By: Theresa Marie Green, Guest Writer
Theresa is a mother who knows all-too-well how serious food allergies can be. Her son is allergic to peanuts and although she takes every precaution possible to protect him, she also knows that danger lurks around the corner. She spent the night in shock after hearing about the recent death of a young child and explains that “her worst fear came true for this Richmond family.” She expresses her feelings here for us. She also includes an extensive listing of tips and resources to help us keep children safe, in her article “Food allergy parent’s nightmare became a reality!”
Tears! Shock! Fear!
Tears...How could we not protect this child? We failed her! The system failed her!
Shock… The school supposedly did not follow Ammaria’s food allergy action plan. And it was reported that when Ammaria’s mother attempted to leave an EpiPen with the school, they instructed her to keep it at home.
FEAR! I have a child who is allergic to peanuts and attends first grade at a local public elementary school. This could have been my son. We can’t let our guards down. We are our children’s protectors!
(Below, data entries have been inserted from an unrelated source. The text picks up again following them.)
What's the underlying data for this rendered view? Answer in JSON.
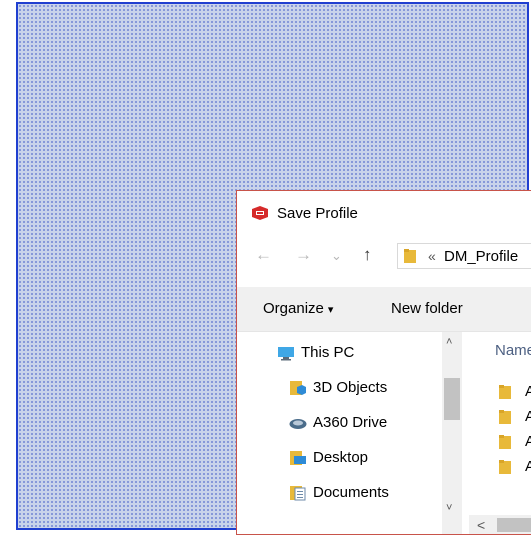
{
  "colors": {
    "canvas_border": "#1f3fd0",
    "canvas_fill": "#c9d4ea",
    "canvas_dots": "#4a63c9",
    "dialog_border": "#c8534a",
    "toolbar_bg": "#f0f0f0",
    "folder_yellow": "#e8b93a"
  },
  "dialog": {
    "title": "Save Profile",
    "app_icon": "sketchup-icon"
  },
  "navigation": {
    "back_icon": "←",
    "forward_icon": "→",
    "recent_icon": "⌄",
    "up_icon": "↑",
    "address_chevron": "«",
    "address_text": "DM_Profile"
  },
  "toolbar": {
    "organize_label": "Organize",
    "organize_caret": "▾",
    "new_folder_label": "New folder"
  },
  "nav_pane": {
    "items": [
      {
        "label": "This PC",
        "icon": "computer-icon"
      },
      {
        "label": "3D Objects",
        "icon": "3d-objects-icon"
      },
      {
        "label": "A360 Drive",
        "icon": "cloud-drive-icon"
      },
      {
        "label": "Desktop",
        "icon": "desktop-icon"
      },
      {
        "label": "Documents",
        "icon": "documents-icon"
      }
    ],
    "scroll_up": "˄",
    "scroll_down": "˅"
  },
  "file_pane": {
    "column_name": "Name",
    "rows": [
      {
        "label": "A",
        "icon": "folder-icon"
      },
      {
        "label": "A",
        "icon": "folder-icon"
      },
      {
        "label": "A",
        "icon": "folder-icon"
      },
      {
        "label": "A",
        "icon": "folder-icon"
      }
    ],
    "scroll_left": "<"
  }
}
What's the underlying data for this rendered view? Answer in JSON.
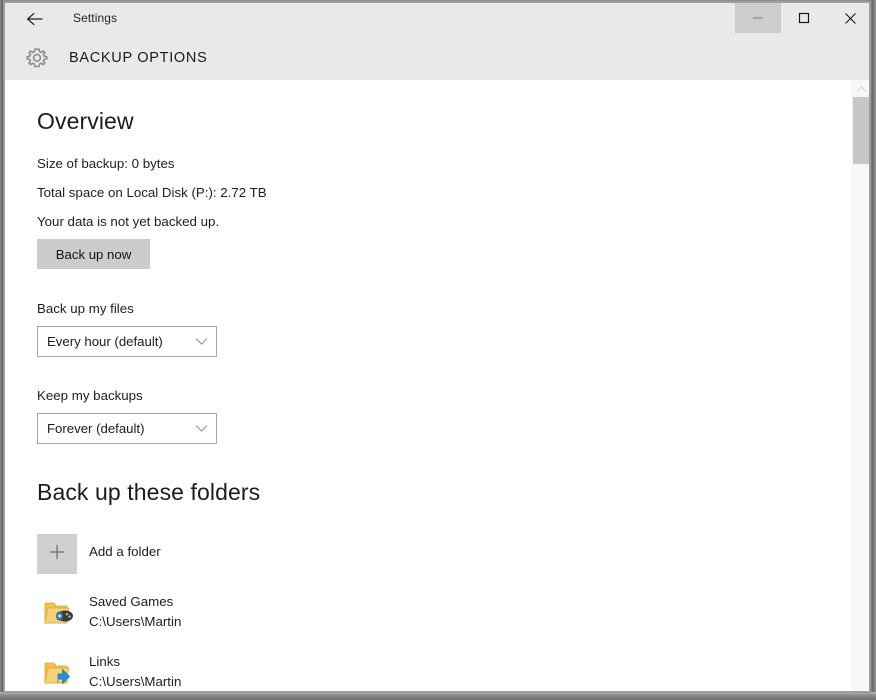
{
  "window": {
    "app_title": "Settings",
    "back_icon": "back-arrow-icon",
    "controls": {
      "minimize_label": "─",
      "maximize_label": "☐",
      "close_label": "✕"
    }
  },
  "header": {
    "icon": "gear-icon",
    "title": "BACKUP OPTIONS"
  },
  "overview": {
    "heading": "Overview",
    "size_of_backup": "Size of backup: 0 bytes",
    "total_space": "Total space on Local Disk (P:): 2.72 TB",
    "backup_state": "Your data is not yet backed up.",
    "backup_now_label": "Back up now"
  },
  "settings": {
    "frequency": {
      "label": "Back up my files",
      "value": "Every hour (default)",
      "chevron_icon": "chevron-down-icon"
    },
    "retention": {
      "label": "Keep my backups",
      "value": "Forever (default)",
      "chevron_icon": "chevron-down-icon"
    }
  },
  "folders": {
    "heading": "Back up these folders",
    "add_label": "Add a folder",
    "add_icon": "plus-icon",
    "items": [
      {
        "name": "Saved Games",
        "path": "C:\\Users\\Martin",
        "icon": "folder-saved-games-icon"
      },
      {
        "name": "Links",
        "path": "C:\\Users\\Martin",
        "icon": "folder-links-icon"
      }
    ]
  },
  "scrollbar": {
    "up_icon": "scroll-up-arrow-icon",
    "down_icon": "scroll-down-arrow-icon"
  },
  "colors": {
    "chrome": "#e9e9e9",
    "content": "#ffffff",
    "button_gray": "#cccccc",
    "border_gray": "#a6a6a6",
    "text": "#1d1d1d",
    "folder_yellow": "#f2c14b",
    "link_blue": "#2d8fd8"
  }
}
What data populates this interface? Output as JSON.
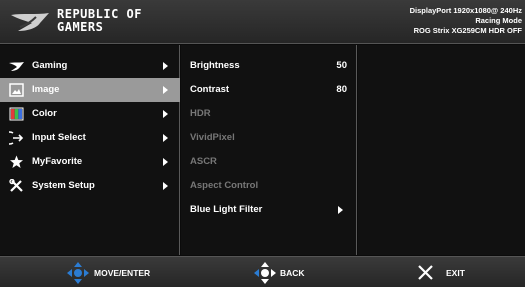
{
  "header": {
    "brand_line1": "REPUBLIC OF",
    "brand_line2": "GAMERS",
    "info_line1": "DisplayPort 1920x1080@ 240Hz",
    "info_line2": "Racing Mode",
    "info_line3": "ROG Strix XG259CM HDR OFF"
  },
  "menu": [
    {
      "label": "Gaming",
      "icon": "rog-eye-icon",
      "selected": false
    },
    {
      "label": "Image",
      "icon": "image-icon",
      "selected": true
    },
    {
      "label": "Color",
      "icon": "color-icon",
      "selected": false
    },
    {
      "label": "Input Select",
      "icon": "input-select-icon",
      "selected": false
    },
    {
      "label": "MyFavorite",
      "icon": "star-icon",
      "selected": false
    },
    {
      "label": "System Setup",
      "icon": "tools-icon",
      "selected": false
    }
  ],
  "submenu": [
    {
      "label": "Brightness",
      "value": "50",
      "enabled": true
    },
    {
      "label": "Contrast",
      "value": "80",
      "enabled": true
    },
    {
      "label": "HDR",
      "value": "",
      "enabled": false
    },
    {
      "label": "VividPixel",
      "value": "",
      "enabled": false
    },
    {
      "label": "ASCR",
      "value": "",
      "enabled": false
    },
    {
      "label": "Aspect Control",
      "value": "",
      "enabled": false
    },
    {
      "label": "Blue Light Filter",
      "value": "",
      "enabled": true,
      "has_submenu": true
    }
  ],
  "footer": {
    "move_label": "MOVE/ENTER",
    "back_label": "BACK",
    "exit_label": "EXIT"
  },
  "colors": {
    "accent_blue": "#2b7cd3",
    "selected_bg": "#9a9a9a",
    "disabled_text": "#777777"
  }
}
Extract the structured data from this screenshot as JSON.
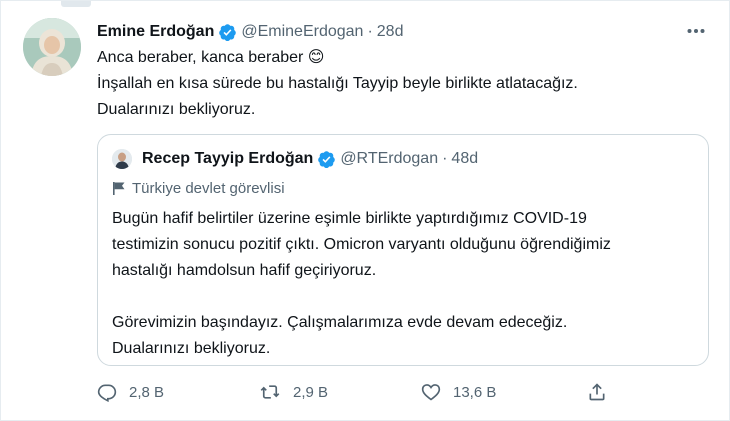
{
  "tweet": {
    "author_name": "Emine Erdoğan",
    "handle": "@EmineErdogan",
    "separator": "·",
    "time": "28d",
    "text_lines": [
      "Anca beraber, kanca beraber 😊",
      "İnşallah en kısa sürede bu hastalığı Tayyip beyle birlikte atlatacağız.",
      "Dualarınızı bekliyoruz."
    ],
    "more_icon": "more-horizontal-icon",
    "verified_icon": "verified-badge-icon",
    "verified_color": "#1d9bf0"
  },
  "quoted_tweet": {
    "author_name": "Recep Tayyip Erdoğan",
    "handle": "@RTErdogan",
    "separator": "·",
    "time": "48d",
    "label": "Türkiye devlet görevlisi",
    "label_icon": "flag-icon",
    "text_lines": [
      "Bugün hafif belirtiler üzerine eşimle birlikte yaptırdığımız COVID-19",
      "testimizin sonucu pozitif çıktı. Omicron varyantı olduğunu öğrendiğimiz",
      "hastalığı hamdolsun hafif geçiriyoruz.",
      "",
      "Görevimizin başındayız. Çalışmalarımıza evde devam edeceğiz.",
      "Dualarınızı bekliyoruz."
    ]
  },
  "actions": {
    "reply_count": "2,8 B",
    "retweet_count": "2,9 B",
    "like_count": "13,6 B",
    "reply_icon": "reply-icon",
    "retweet_icon": "retweet-icon",
    "like_icon": "heart-icon",
    "share_icon": "share-icon"
  },
  "colors": {
    "text": "#0f1419",
    "muted": "#536471",
    "border": "#cfd9de",
    "accent": "#1d9bf0"
  }
}
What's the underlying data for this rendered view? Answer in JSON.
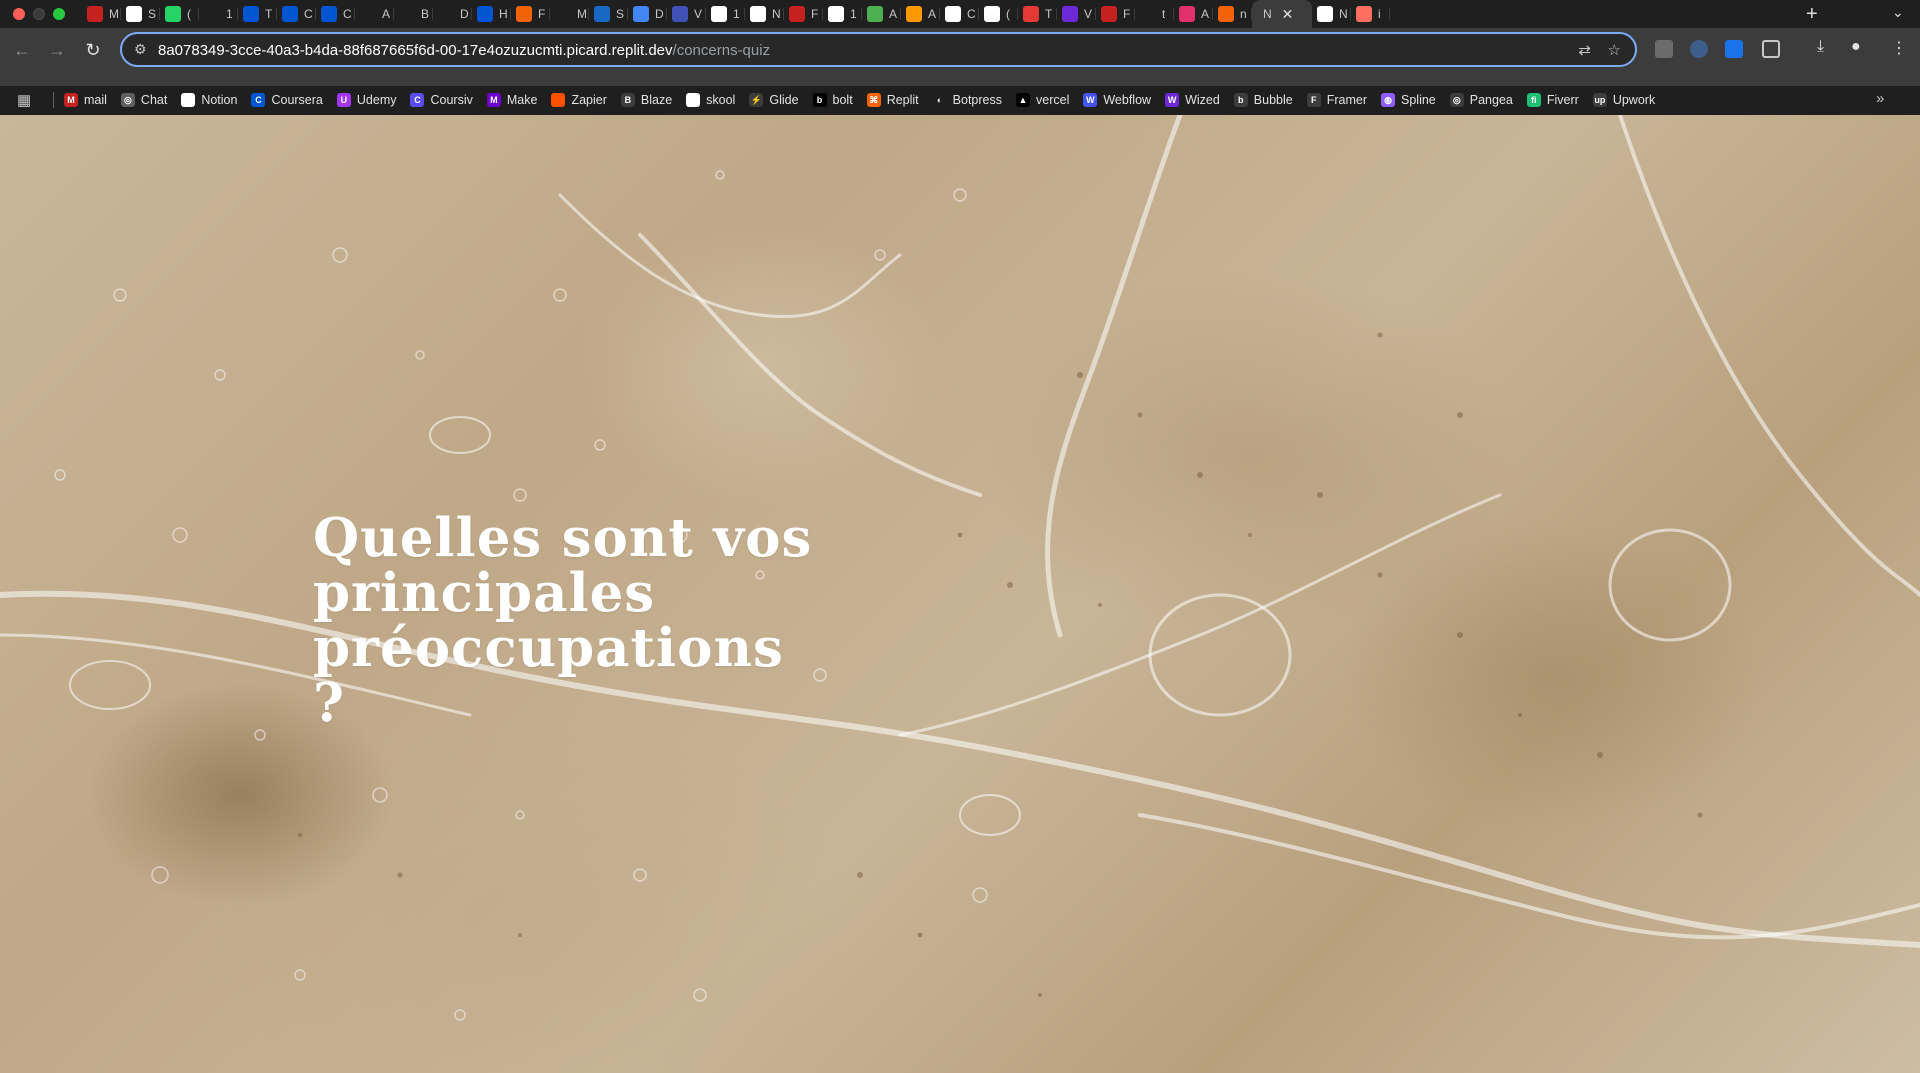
{
  "browser": {
    "tabs": [
      {
        "icon": "gmail-icon",
        "letter": "M",
        "color": "#c5221f"
      },
      {
        "icon": "notion-icon",
        "letter": "S",
        "color": "#ffffff"
      },
      {
        "icon": "whatsapp-icon",
        "letter": "(",
        "color": "#25d366"
      },
      {
        "icon": "bolt-icon",
        "letter": "1",
        "color": "#1f1f1f"
      },
      {
        "icon": "coursera-icon",
        "letter": "T",
        "color": "#0056d2"
      },
      {
        "icon": "coursera-icon",
        "letter": "C",
        "color": "#0056d2"
      },
      {
        "icon": "coursera-icon",
        "letter": "C",
        "color": "#0056d2"
      },
      {
        "icon": "apple-icon",
        "letter": "A",
        "color": "#1f1f1f"
      },
      {
        "icon": "share-icon",
        "letter": "B",
        "color": "#1f1f1f"
      },
      {
        "icon": "share-icon",
        "letter": "D",
        "color": "#1f1f1f"
      },
      {
        "icon": "coursera-icon",
        "letter": "H",
        "color": "#0056d2"
      },
      {
        "icon": "replit-icon",
        "letter": "F",
        "color": "#f26207"
      },
      {
        "icon": "figma-icon",
        "letter": "M",
        "color": "#1f1f1f"
      },
      {
        "icon": "vuetify-icon",
        "letter": "S",
        "color": "#1867c0"
      },
      {
        "icon": "calendar-icon",
        "letter": "D",
        "color": "#4285f4"
      },
      {
        "icon": "wizard-icon",
        "letter": "V",
        "color": "#3f51b5"
      },
      {
        "icon": "github-icon",
        "letter": "1",
        "color": "#ffffff"
      },
      {
        "icon": "heart-icon",
        "letter": "N",
        "color": "#ffffff"
      },
      {
        "icon": "gmail-icon",
        "letter": "F",
        "color": "#c5221f"
      },
      {
        "icon": "github-icon",
        "letter": "1",
        "color": "#ffffff"
      },
      {
        "icon": "wizard-hat-icon",
        "letter": "A",
        "color": "#4caf50"
      },
      {
        "icon": "wizard-hat-icon",
        "letter": "A",
        "color": "#ff9800"
      },
      {
        "icon": "openai-icon",
        "letter": "C",
        "color": "#ffffff"
      },
      {
        "icon": "tiktok-icon",
        "letter": "(",
        "color": "#ffffff"
      },
      {
        "icon": "t-icon",
        "letter": "T",
        "color": "#e53935"
      },
      {
        "icon": "wized-icon",
        "letter": "V",
        "color": "#6d28d9"
      },
      {
        "icon": "gmail-icon",
        "letter": "F",
        "color": "#c5221f"
      },
      {
        "icon": "circle-icon",
        "letter": "t",
        "color": "#1f1f1f"
      },
      {
        "icon": "instagram-icon",
        "letter": "A",
        "color": "#e1306c"
      },
      {
        "icon": "replit-icon",
        "letter": "n",
        "color": "#f26207"
      }
    ],
    "active_tab": {
      "letter": "N",
      "close": "✕"
    },
    "after_tabs": [
      {
        "icon": "heart-icon",
        "letter": "N",
        "color": "#ffffff"
      },
      {
        "icon": "heart-gradient-icon",
        "letter": "i",
        "color": "#ff6f61"
      }
    ],
    "url_host": "8a078349-3cce-40a3-b4da-88f687665f6d-00-17e4ozuzucmti.picard.replit.dev",
    "url_path": "/concerns-quiz",
    "bookmarks": [
      {
        "label": "mail",
        "icon": "gmail-icon",
        "color": "#c5221f",
        "letter": "M"
      },
      {
        "label": "Chat",
        "icon": "openai-icon",
        "color": "#5f5f5f",
        "letter": "◎"
      },
      {
        "label": "Notion",
        "icon": "notion-icon",
        "color": "#ffffff",
        "letter": "N"
      },
      {
        "label": "Coursera",
        "icon": "coursera-icon",
        "color": "#0056d2",
        "letter": "C"
      },
      {
        "label": "Udemy",
        "icon": "udemy-icon",
        "color": "#a435f0",
        "letter": "U"
      },
      {
        "label": "Coursiv",
        "icon": "coursiv-icon",
        "color": "#5b4cf0",
        "letter": "C"
      },
      {
        "label": "Make",
        "icon": "make-icon",
        "color": "#6d00cc",
        "letter": "M"
      },
      {
        "label": "Zapier",
        "icon": "zapier-icon",
        "color": "#ff4f00",
        "letter": " "
      },
      {
        "label": "Blaze",
        "icon": "blaze-icon",
        "color": "#3c3c3c",
        "letter": "B"
      },
      {
        "label": "skool",
        "icon": "skool-icon",
        "color": "#ffffff",
        "letter": "sk"
      },
      {
        "label": "Glide",
        "icon": "glide-icon",
        "color": "#3c3c3c",
        "letter": "⚡"
      },
      {
        "label": "bolt",
        "icon": "bolt-icon",
        "color": "#000000",
        "letter": "b"
      },
      {
        "label": "Replit",
        "icon": "replit-icon",
        "color": "#f26207",
        "letter": "⌘"
      },
      {
        "label": "Botpress",
        "icon": "botpress-icon",
        "color": "#1f1f1f",
        "letter": "◐"
      },
      {
        "label": "vercel",
        "icon": "vercel-icon",
        "color": "#000000",
        "letter": "▲"
      },
      {
        "label": "Webflow",
        "icon": "webflow-icon",
        "color": "#4353ff",
        "letter": "W"
      },
      {
        "label": "Wized",
        "icon": "wized-icon",
        "color": "#6d28d9",
        "letter": "W"
      },
      {
        "label": "Bubble",
        "icon": "bubble-icon",
        "color": "#3c3c3c",
        "letter": "b"
      },
      {
        "label": "Framer",
        "icon": "framer-icon",
        "color": "#3c3c3c",
        "letter": "F"
      },
      {
        "label": "Spline",
        "icon": "spline-icon",
        "color": "#8b5cf6",
        "letter": "◍"
      },
      {
        "label": "Pangea",
        "icon": "globe-icon",
        "color": "#3c3c3c",
        "letter": "◎"
      },
      {
        "label": "Fiverr",
        "icon": "fiverr-icon",
        "color": "#1dbf73",
        "letter": "fi"
      },
      {
        "label": "Upwork",
        "icon": "upwork-icon",
        "color": "#3c3c3c",
        "letter": "up"
      }
    ]
  },
  "page": {
    "title": "Quelles sont vos principales préoccupations ?"
  }
}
My mother writes, “We pray that hearts will be lifted and that some ray of light or hope can eventually shine in this family’s life. While our hearts are heavy, our heads must stay cool while the story unravels and we get to the truth. And at the same time, we must be vigilant, stay sharp and do whatever needs to be done to protect our children, grandchildren….our families.” I could not have said it better.
It is suspected that a friend shared their treat with seven year old Ammaria Johnson, which may have contained peanuts. I have read that Ammaria’s food allergy action plan was not followed and that there was NOT an EpiPen on hand at the school for her. According to CBS 6 News when Ammaria’s mother, Laura Pendleton, attempted to leave an Epipen with the school’s clinical aide, she was told to keep it at home.
Please keep in mind that the facts of Ammaria Johnson’s death are dependent on the accuracy of the media. The cause of death has not been confirmed by the Medical Examiner and the school has not released information. Lets work together as parents, schools, caretakers, and teachers to keep all children safe.
Additional information on food allergies can be found at Food Allergy and Anaphylaxis Network or Kids with Food Allergies. These are non-profit organizations with invaluable education, advice, and support.
EpiPen carriers can be found at Allergy Apparel.
Theresa Marie Green is the owner of Allergy Apparel, dedicated to protecting and educating children and adults about the dangers of food allergies, and offering apparel and other things to create a safer world for children.